By Wendy Campbell:

Barbara Hopewell

I first knew Barbara Hopewell as an architect – we met at the pool where she dives and I swim. Later, as we chatted about keeping fit, we discovered that we were both physios and neither of us have ever left behind the concepts of posture, flexibility and strength we’d learned many years ago. So, it isn’t only OT’s who take the skills from their basic training into other fields.

When she was a teenager considering a career, Barbara’s father encouraged her to enter physiotherapy – he’d been injured in France during the Second World War and credited his recovery to an English physio.  So, not surprisingly, working with veterans of both World Wars at the Colonel Belcher Hospital in Calgary was Barbara’s first job after graduating with a diploma in physio from McGill in 1964.
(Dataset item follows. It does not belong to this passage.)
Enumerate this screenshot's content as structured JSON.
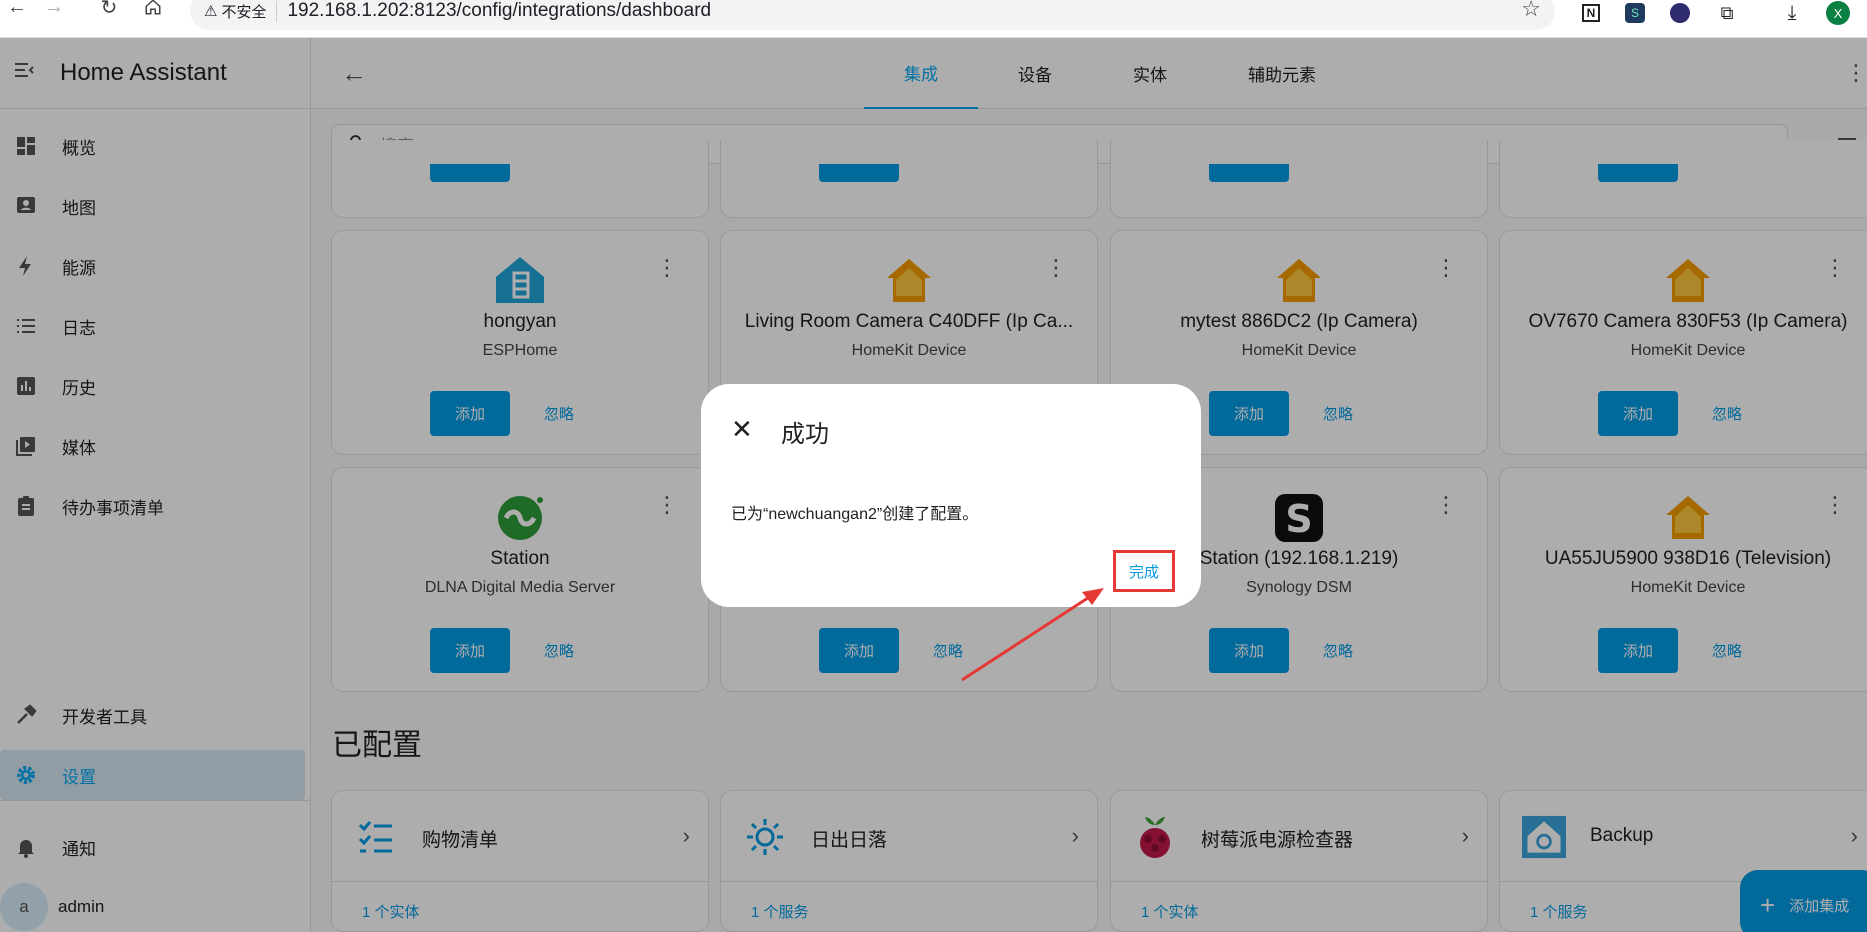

Next came Norway for a year at the Bergen Trygdeklassen, then back to Montreal for a couple of years, working with children at l’hopital Ste Justine during the excitement of 1967. Although Barbara loved physio, she wanted to explore options for the future and enrolled in a program at McGill that led to a Degree in Architecture. She worked in the field until her children arrived, and after taking a break, she was able to work part time, sometimes in physio, sometimes in architecture.

In 1985, she returned to full time work and spent the next 25 years at Zeidler Partnership Architects, working on a variety of projects: hotels, sports stadiums, research laboratories, universities and mixed use projects.
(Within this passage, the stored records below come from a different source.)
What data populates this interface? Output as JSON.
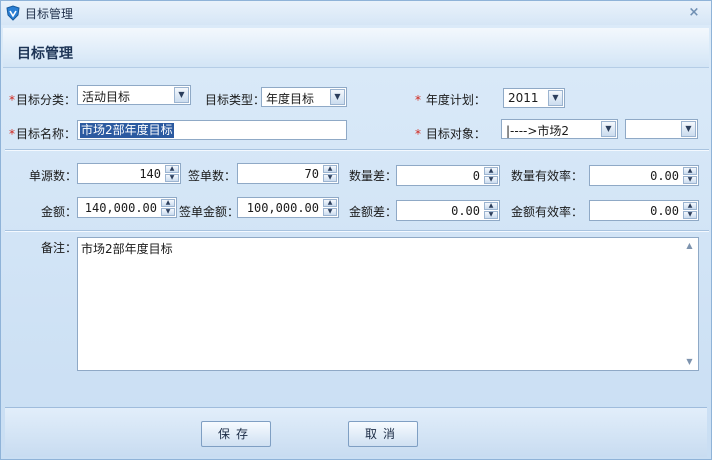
{
  "window": {
    "title": "目标管理",
    "close_glyph": "×"
  },
  "header": {
    "title": "目标管理"
  },
  "form": {
    "required_mark": "*",
    "category": {
      "label": "目标分类：",
      "value": "活动目标"
    },
    "type": {
      "label": "目标类型：",
      "value": "年度目标"
    },
    "year_plan": {
      "label": "年度计划：",
      "value": "2011"
    },
    "name": {
      "label": "目标名称：",
      "value": "市场2部年度目标"
    },
    "target_object": {
      "label": "目标对象：",
      "value": "|---->市场2",
      "secondary_value": ""
    }
  },
  "stats": {
    "order_source_count": {
      "label": "单源数：",
      "value": "140"
    },
    "signed_count": {
      "label": "签单数：",
      "value": "70"
    },
    "count_diff": {
      "label": "数量差：",
      "value": "0"
    },
    "count_efficiency": {
      "label": "数量有效率：",
      "value": "0.00"
    },
    "amount": {
      "label": "金额：",
      "value": "140,000.00"
    },
    "signed_amount": {
      "label": "签单金额：",
      "value": "100,000.00"
    },
    "amount_diff": {
      "label": "金额差：",
      "value": "0.00"
    },
    "amount_efficiency": {
      "label": "金额有效率：",
      "value": "0.00"
    }
  },
  "remark": {
    "label": "备注：",
    "value": "市场2部年度目标"
  },
  "footer": {
    "save_label": "保存",
    "cancel_label": "取消"
  },
  "icons": {
    "dropdown": "chevron-down-icon",
    "spin_up": "spin-up-icon",
    "spin_down": "spin-down-icon"
  },
  "colors": {
    "accent": "#2c5aa0",
    "required": "#d0261c",
    "background": "#cfe3f6"
  }
}
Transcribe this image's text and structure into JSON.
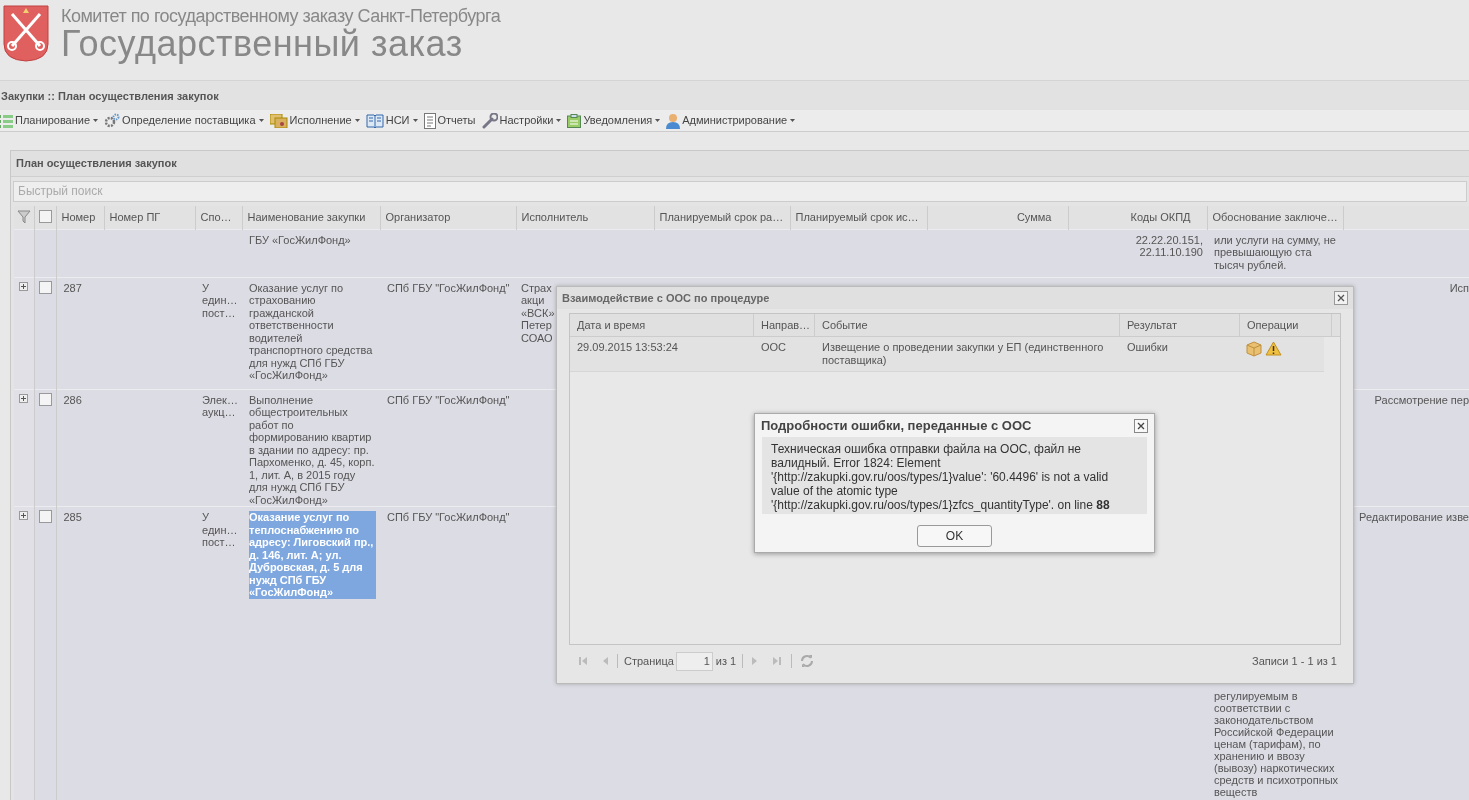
{
  "header": {
    "subtitle": "Комитет по государственному заказу Санкт-Петербурга",
    "title": "Государственный заказ"
  },
  "breadcrumb": "Закупки :: План осуществления закупок",
  "menu": [
    {
      "label": "Планирование",
      "dropdown": true
    },
    {
      "label": "Определение поставщика",
      "dropdown": true
    },
    {
      "label": "Исполнение",
      "dropdown": true
    },
    {
      "label": "НСИ",
      "dropdown": true
    },
    {
      "label": "Отчеты",
      "dropdown": false
    },
    {
      "label": "Настройки",
      "dropdown": true
    },
    {
      "label": "Уведомления",
      "dropdown": true
    },
    {
      "label": "Администрирование",
      "dropdown": true
    }
  ],
  "panel": {
    "title": "План осуществления закупок",
    "search": {
      "placeholder": "Быстрый поиск"
    },
    "grid": {
      "select_all_checked": false,
      "columns": [
        {
          "label": "Номер"
        },
        {
          "label": "Номер ПГ"
        },
        {
          "label": "Спо…"
        },
        {
          "label": "Наименование закупки"
        },
        {
          "label": "Организатор"
        },
        {
          "label": "Исполнитель"
        },
        {
          "label": "Планируемый срок ра…"
        },
        {
          "label": "Планируемый срок ис…"
        },
        {
          "label": "Сумма"
        },
        {
          "label": "Коды ОКПД"
        },
        {
          "label": "Обоснование заключе…"
        }
      ],
      "rows": [
        {
          "kind": "tail",
          "name": "ГБУ «ГосЖилФонд»",
          "okpd": "22.22.20.151,\n22.11.10.190",
          "basis": "или услуги на сумму, не превышающую ста тысяч рублей."
        },
        {
          "kind": "record",
          "checked": false,
          "number": "287",
          "method": "У един… пост…",
          "name": "Оказание услуг по страхованию гражданской ответственности водителей транспортного средства для нужд СПб ГБУ «ГосЖилФонд»",
          "name_highlighted": false,
          "organizer": "СПб ГБУ \"ГосЖилФонд\"",
          "executor": "Страх\nакци\n«ВСК»\nПетер\nСОАО",
          "status": "Исп"
        },
        {
          "kind": "record",
          "checked": false,
          "number": "286",
          "method": "Элек… аукц…",
          "name": "Выполнение общестроительных работ по формированию квартир в здании по адресу: пр. Пархоменко, д. 45, корп. 1, лит. А, в 2015 году для нужд СПб ГБУ «ГосЖилФонд»",
          "name_highlighted": false,
          "organizer": "СПб ГБУ \"ГосЖилФонд\"",
          "status": "Рассмотрение пер"
        },
        {
          "kind": "record",
          "checked": false,
          "number": "285",
          "method": "У един… пост…",
          "name": "Оказание услуг по теплоснабжению по адресу: Лиговский пр., д. 146, лит. А; ул. Дубровская, д. 5 для нужд СПб ГБУ «ГосЖилФонд»",
          "name_highlighted": true,
          "organizer": "СПб ГБУ \"ГосЖилФонд\"",
          "basis": "регулируемым в соответствии с законодательством Российской Федерации ценам (тарифам), по хранению и ввозу (вывозу) наркотических средств и психотропных веществ",
          "status": "Редактирование изве"
        }
      ]
    }
  },
  "interaction_dialog": {
    "title": "Взаимодействие с ООС по процедуре",
    "columns": [
      {
        "label": "Дата и время"
      },
      {
        "label": "Направ…"
      },
      {
        "label": "Событие"
      },
      {
        "label": "Результат"
      },
      {
        "label": "Операции"
      }
    ],
    "rows": [
      {
        "date": "29.09.2015 13:53:24",
        "direction": "ООС",
        "event": "Извещение о проведении закупки у ЕП (единственного поставщика)",
        "result": "Ошибки"
      }
    ],
    "pager": {
      "page_label": "Страница",
      "page": "1",
      "of": "из 1",
      "records": "Записи 1 - 1 из 1"
    }
  },
  "error_dialog": {
    "title": "Подробности ошибки, переданные с ООС",
    "message": "Техническая ошибка отправки файла на ООС, файл не валидный. Error 1824: Element '{http://zakupki.gov.ru/oos/types/1}value': '60.4496' is not a valid value of the atomic type '{http://zakupki.gov.ru/oos/types/1}zfcs_quantityType'. on line **88**",
    "button": "OK"
  }
}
When she retired in 2010 at 66, Barbara was living in Toronto and had a strong desire to use her skills in physiotherapy in some way. She has become very involved in adaptive sports –  currently teaching skiing through Track 3, Ontario Association for Kids with Disabilities, and managing their ski program for kids with autism. In the summer, she runs an adaptive sailing program for teens at Burlington Able Sail.
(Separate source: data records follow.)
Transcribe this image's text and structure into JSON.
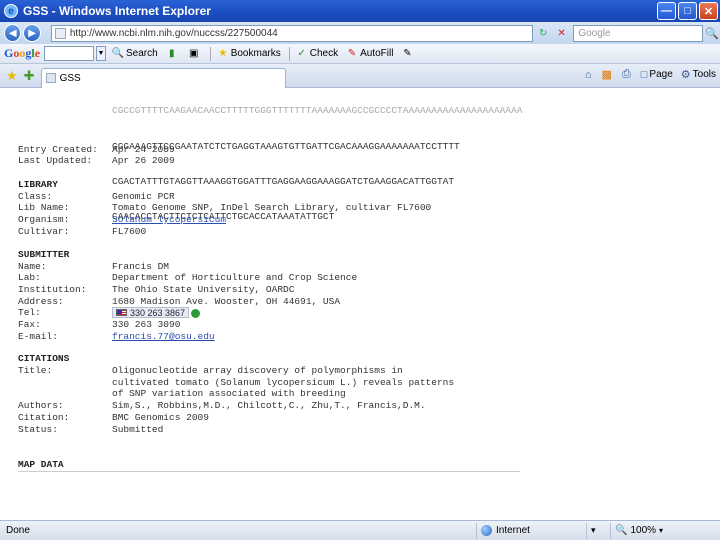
{
  "window": {
    "title": "GSS - Windows Internet Explorer"
  },
  "addressbar": {
    "url": "http://www.ncbi.nlm.nih.gov/nuccss/227500044",
    "search_placeholder": "Google"
  },
  "google_toolbar": {
    "logo": "Google",
    "items": [
      {
        "icon": "search-icon",
        "label": "Search"
      },
      {
        "icon": "pagerank-icon",
        "label": ""
      },
      {
        "icon": "popup-icon",
        "label": ""
      },
      {
        "icon": "star-icon",
        "label": "Bookmarks"
      },
      {
        "icon": "spellcheck-icon",
        "label": "Check"
      },
      {
        "icon": "autofill-icon",
        "label": "AutoFill"
      },
      {
        "icon": "pencil-icon",
        "label": ""
      }
    ]
  },
  "tab": {
    "title": "GSS"
  },
  "tools": [
    {
      "icon": "home-icon",
      "label": ""
    },
    {
      "icon": "feeds-icon",
      "label": ""
    },
    {
      "icon": "print-icon",
      "label": ""
    },
    {
      "icon": "page-icon",
      "label": "Page"
    },
    {
      "icon": "tools-icon",
      "label": "Tools"
    }
  ],
  "record": {
    "sequence_lines": [
      "CGCCGTTTTCAAGAACAACCTTTTTGGGTTTTTTTAAAAAAAGCCGCCCCTAAAAAAAAAAAAAAAAAAAAA",
      "GGGAAAGTTCCGAATATCTCTGAGGTAAAGTGTTGATTCGACAAAGGAAAAAAATCCTTTT",
      "CGACTATTTGTAGGTTAAAGGTGGATTTGAGGAAGGAAAGGATCTGAAGGACATTGGTAT",
      "CAACACCTACTTCTCTCATTCTGCACCATAAATATTGCT"
    ],
    "entry_created_label": "Entry Created:",
    "entry_created": "Apr 24 2009",
    "last_updated_label": "Last Updated:",
    "last_updated": "Apr 26 2009",
    "library_heading": "LIBRARY",
    "lib_class_label": "Class:",
    "lib_class": "Genomic PCR",
    "lib_name_label": "Lib Name:",
    "lib_name": "Tomato Genome SNP, InDel Search Library, cultivar FL7600",
    "organism_label": "Organism:",
    "organism": "Solanum lycopersicum",
    "cultivar_label": "Cultivar:",
    "cultivar": "FL7600",
    "submitter_heading": "SUBMITTER",
    "name_label": "Name:",
    "name": "Francis DM",
    "lab_label": "Lab:",
    "lab": "Department of Horticulture and Crop Science",
    "institution_label": "Institution:",
    "institution": "The Ohio State University, OARDC",
    "address_label": "Address:",
    "address": "1680 Madison Ave. Wooster, OH 44691, USA",
    "tel_label": "Tel:",
    "tel": "330 263 3867",
    "fax_label": "Fax:",
    "fax": "330 263 3090",
    "email_label": "E-mail:",
    "email": "francis.77@osu.edu",
    "citations_heading": "CITATIONS",
    "cit_title_label": "Title:",
    "cit_title_lines": [
      "Oligonucleotide array discovery of polymorphisms in",
      "cultivated tomato (Solanum lycopersicum L.) reveals patterns",
      "of SNP variation associated with breeding"
    ],
    "authors_label": "Authors:",
    "authors": "Sim,S., Robbins,M.D., Chilcott,C., Zhu,T., Francis,D.M.",
    "citation_label": "Citation:",
    "citation": "BMC Genomics 2009",
    "status_label": "Status:",
    "status": "Submitted",
    "map_heading": "MAP DATA"
  },
  "statusbar": {
    "left": "Done",
    "zone": "Internet",
    "zoom": "100%"
  }
}
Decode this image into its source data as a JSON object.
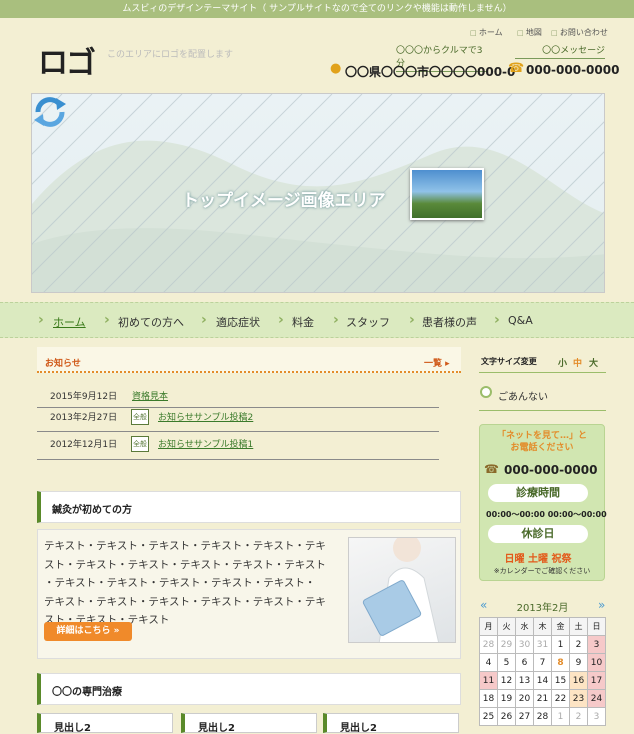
{
  "topbar": {
    "text": "ムスビィのデザインテーマサイト（ サンプルサイトなので全てのリンクや機能は動作しません）"
  },
  "header": {
    "logo": "ロゴ",
    "logo_note": "このエリアにロゴを配置します",
    "util_links": [
      "ホーム",
      "地図",
      "お問い合わせ"
    ],
    "tel_lead": "〇〇〇からクルマで3分",
    "msg_lead": "〇〇メッセージ",
    "address": "〇〇県〇〇〇市〇〇〇〇000-0",
    "tel": "000-000-0000"
  },
  "hero": {
    "text": "トップイメージ画像エリア"
  },
  "nav": {
    "items": [
      "ホーム",
      "初めての方へ",
      "適応症状",
      "料金",
      "スタッフ",
      "患者様の声",
      "Q&A"
    ]
  },
  "news": {
    "title": "お知らせ",
    "more": "一覧 ▸",
    "items": [
      {
        "date": "2015年9月12日",
        "tag": "",
        "title": "資格見本"
      },
      {
        "date": "2013年2月27日",
        "tag": "全般",
        "title": "お知らせサンプル投稿2"
      },
      {
        "date": "2012年12月1日",
        "tag": "全般",
        "title": "お知らせサンプル投稿1"
      }
    ]
  },
  "intro": {
    "title": "鍼灸が初めての方",
    "lines": [
      "テキスト・テキスト・テキスト・テキスト・テキスト・テキ",
      "スト・テキスト・テキスト・テキスト・テキスト・テキスト",
      "・テキスト・テキスト・テキスト・テキスト・テキスト・",
      "テキスト・テキスト・テキスト・テキスト・テキスト・テキ",
      "スト・テキスト・テキスト"
    ],
    "button": "詳細はこちら »"
  },
  "special": {
    "title": "〇〇の専門治療",
    "boxes": [
      "見出し2",
      "見出し2",
      "見出し2"
    ]
  },
  "sidebar": {
    "font_size_label": "文字サイズ変更",
    "font_sizes": [
      "小",
      "中",
      "大"
    ],
    "guide": "ごあんない",
    "banner": {
      "lead_line1": "「ネットを見て…」と",
      "lead_line2": "お電話ください",
      "tel": "000-000-0000",
      "hours_label": "診療時間",
      "hours": "00:00～00:00 00:00～00:00",
      "closed_label": "休診日",
      "closed_days": "日曜 土曜 祝祭",
      "note": "※カレンダーでご確認ください"
    }
  },
  "calendar": {
    "title": "2013年2月",
    "prev": "«",
    "next": "»",
    "weekdays": [
      "月",
      "火",
      "水",
      "木",
      "金",
      "土",
      "日"
    ],
    "rows": [
      [
        "28",
        "29",
        "30",
        "31",
        "1",
        "2",
        "3"
      ],
      [
        "4",
        "5",
        "6",
        "7",
        "8",
        "9",
        "10"
      ],
      [
        "11",
        "12",
        "13",
        "14",
        "15",
        "16",
        "17"
      ],
      [
        "18",
        "19",
        "20",
        "21",
        "22",
        "23",
        "24"
      ],
      [
        "25",
        "26",
        "27",
        "28",
        "1",
        "2",
        "3"
      ]
    ]
  },
  "colors": {
    "accent_green": "#5a8a2a",
    "accent_orange": "#e38c2a",
    "bg": "#f3efd3"
  }
}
We often compare notes on fitness, among other things, when our paths cross in the dressing room. The theme is often how our beginnings as physios continue to inform our physicality and  the way we move through our lives.